# [TASK TO CARRY OUT]
Where a line below holds the string "face", copy that line.

** Opening MATERIAL FOR THE TASK block **

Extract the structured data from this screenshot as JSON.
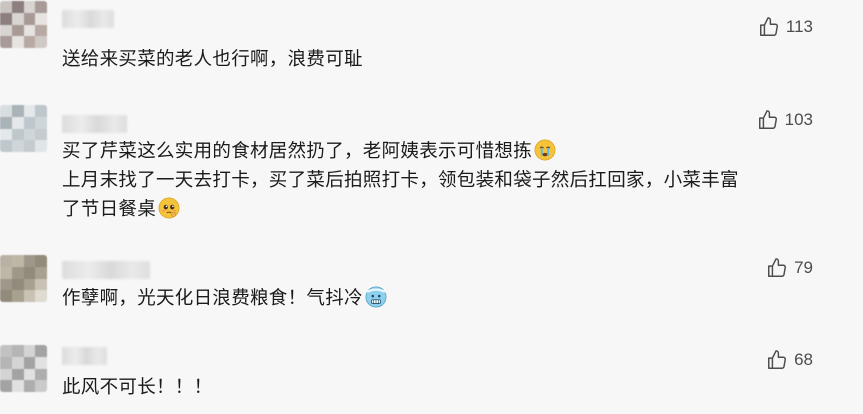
{
  "comments": [
    {
      "likes": "113",
      "lines": [
        "送给来买菜的老人也行啊，浪费可耻"
      ],
      "emoji_after_line": [
        null
      ]
    },
    {
      "likes": "103",
      "lines": [
        "买了芹菜这么实用的食材居然扔了，老阿姨表示可惜想拣",
        "上月末找了一天去打卡，买了菜后拍照打卡，领包装和袋子然后扛回家，小菜丰富",
        "了节日餐桌"
      ],
      "emoji_after_line": [
        "crying-face",
        null,
        "pleading-face"
      ]
    },
    {
      "likes": "79",
      "lines": [
        "作孽啊，光天化日浪费粮食！气抖冷"
      ],
      "emoji_after_line": [
        "cold-face"
      ]
    },
    {
      "likes": "68",
      "lines": [
        "此风不可长！！！"
      ],
      "emoji_after_line": [
        null
      ]
    }
  ],
  "colors": {
    "background": "#f7f7f7",
    "text": "#1b1b1b",
    "like_count": "#4d4d4d",
    "avatar_palettes": [
      [
        "#c9c4c0",
        "#b9a9a4",
        "#d8d4d2",
        "#9e8f8c",
        "#e6e3e1",
        "#8c7f7e",
        "#cfc9c6",
        "#a89a96"
      ],
      [
        "#d7dde0",
        "#c4ccd0",
        "#e4e8ea",
        "#b8c1c6",
        "#cfd6d9",
        "#a9b3b8",
        "#e0e5e7",
        "#bec7cb"
      ],
      [
        "#b8b1a4",
        "#c9c2b4",
        "#9f9789",
        "#d6d0c4",
        "#a8a18f",
        "#bfb7a6",
        "#e0dbd2",
        "#928a7b"
      ],
      [
        "#c2c2c2",
        "#adadad",
        "#d4d4d4",
        "#999999",
        "#e1e1e1",
        "#b5b5b5",
        "#cacaca",
        "#a3a3a3"
      ]
    ]
  }
}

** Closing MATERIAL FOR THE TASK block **

# [TASK ANSWER]
        "crying-face",
        "pleading-face"
        "cold-face"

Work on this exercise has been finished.